THE remarkable coloured reflection from certain crystals of chlorate of potash described by Stokes*, the colours of old decomposed glass, and probably those of some beetles and butterflies, lend interest to the calculation of reflection from a regular stratification, in which the alternate strata, each uniform and of constant thickness, differ in refractivity. The higher the number of strata, supposed perfectly regular, the nearer is the approach to homogeneity in the light of the favoured wave-lengths. In a crystal of chlorate described by R. W. Wood, the purity observed would require some 700 alternations combined with a very high degree of regularity. A general idea of what is to be expected may be arrived at by considering the case where a single reflection is very feeble, but when the component reflections are more vigorous, or when the number of alternations is very great, a more detailed examination is required.

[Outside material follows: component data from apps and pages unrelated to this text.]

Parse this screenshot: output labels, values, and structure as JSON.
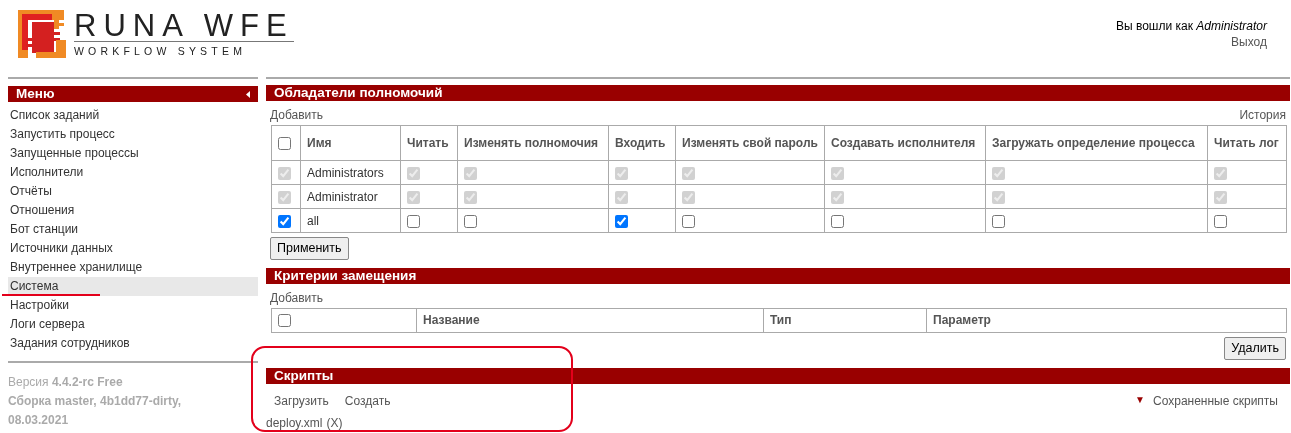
{
  "header": {
    "logo": {
      "title": "RUNA WFE",
      "subtitle": "WORKFLOW SYSTEM"
    },
    "user": {
      "greeting": "Вы вошли как *Administrator*",
      "logout": "Выход"
    }
  },
  "sidebar": {
    "title": "Меню",
    "items": [
      {
        "label": "Список заданий",
        "selected": false,
        "underlined": false
      },
      {
        "label": "Запустить процесс",
        "selected": false,
        "underlined": false
      },
      {
        "label": "Запущенные процессы",
        "selected": false,
        "underlined": false
      },
      {
        "label": "Исполнители",
        "selected": false,
        "underlined": false
      },
      {
        "label": "Отчёты",
        "selected": false,
        "underlined": false
      },
      {
        "label": "Отношения",
        "selected": false,
        "underlined": false
      },
      {
        "label": "Бот станции",
        "selected": false,
        "underlined": false
      },
      {
        "label": "Источники данных",
        "selected": false,
        "underlined": false
      },
      {
        "label": "Внутреннее хранилище",
        "selected": false,
        "underlined": false
      },
      {
        "label": "Система",
        "selected": true,
        "underlined": true
      },
      {
        "label": "Настройки",
        "selected": false,
        "underlined": false
      },
      {
        "label": "Логи сервера",
        "selected": false,
        "underlined": false
      },
      {
        "label": "Задания сотрудников",
        "selected": false,
        "underlined": false
      }
    ],
    "version": "Версия **4.4.2-rc Free**",
    "build": "Сборка master, 4b1dd77-dirty, 08.03.2021"
  },
  "permissions": {
    "title": "Обладатели полномочий",
    "add_link": "Добавить",
    "history_link": "История",
    "select_all": {
      "checked": false
    },
    "columns": [
      "Имя",
      "Читать",
      "Изменять полномочия",
      "Входить",
      "Изменять свой пароль",
      "Создавать исполнителя",
      "Загружать определение процесса",
      "Читать лог"
    ],
    "rows": [
      {
        "name": "Administrators",
        "select": {
          "checked": true,
          "disabled": true
        },
        "perms": [
          {
            "checked": true,
            "disabled": true
          },
          {
            "checked": true,
            "disabled": true
          },
          {
            "checked": true,
            "disabled": true
          },
          {
            "checked": true,
            "disabled": true
          },
          {
            "checked": true,
            "disabled": true
          },
          {
            "checked": true,
            "disabled": true
          },
          {
            "checked": true,
            "disabled": true
          }
        ]
      },
      {
        "name": "Administrator",
        "select": {
          "checked": true,
          "disabled": true
        },
        "perms": [
          {
            "checked": true,
            "disabled": true
          },
          {
            "checked": true,
            "disabled": true
          },
          {
            "checked": true,
            "disabled": true
          },
          {
            "checked": true,
            "disabled": true
          },
          {
            "checked": true,
            "disabled": true
          },
          {
            "checked": true,
            "disabled": true
          },
          {
            "checked": true,
            "disabled": true
          }
        ]
      },
      {
        "name": "all",
        "select": {
          "checked": true,
          "disabled": false
        },
        "perms": [
          {
            "checked": false,
            "disabled": false
          },
          {
            "checked": false,
            "disabled": false
          },
          {
            "checked": true,
            "disabled": false
          },
          {
            "checked": false,
            "disabled": false
          },
          {
            "checked": false,
            "disabled": false
          },
          {
            "checked": false,
            "disabled": false
          },
          {
            "checked": false,
            "disabled": false
          }
        ]
      }
    ],
    "apply_button": "Применить"
  },
  "substitution": {
    "title": "Критерии замещения",
    "add_link": "Добавить",
    "select_all": {
      "checked": false
    },
    "columns": [
      "Название",
      "Тип",
      "Параметр"
    ],
    "delete_button": "Удалить"
  },
  "scripts": {
    "title": "Скрипты",
    "outlined": true,
    "actions": [
      "Загрузить",
      "Создать"
    ],
    "saved_scripts": {
      "icon": "▼",
      "label": "Сохраненные скрипты"
    },
    "files": [
      {
        "name": "deploy.xml",
        "remove": "(X)"
      }
    ]
  }
}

Such is the aim of the present communication.
The calculation of the aggregate reflection a-nd transmission by a single parallel plate of transparent material has long been known, but it may be convenient to recapitulate it. At each reflection or refraction the amplitude of the incident wave is supposed to be altered by a certain factor. When the light proceeds at A from the surrounding medium to the plate, the factor for reflection will be supposed to be &', and for refraction c ; the corresponding quantities when the progress at B is from the plate to the surrounding medium may be denoted by e', f. Denoting the incident vibration by unity, we have then for the first component of the reflected wave b', for the second c'e' fe~iks, for the third c'e's fe~ziks, and so on, all reckoned as at the first surface A. Here B denotes the linear retardation of the second reflection as compared with the first, due to the thickness of the plate, and it is given by
............................... (1)
* Roy. Soc. Proc., February, 1885.   See also Eayleigh, Phil. Mag. Vol. xxiv. p. 145 (1887), Vol. xxvi. pp. 241, 256 (1888) ; Scientific Papers, Vol. m. pp. 1, 190, 204, 264.e those equations are obtained on the understanding that the ratio of the right-hand side of (12) to that of (11) is zero when n = 0, which is not the case when a absolutely = 0. W. F. S.]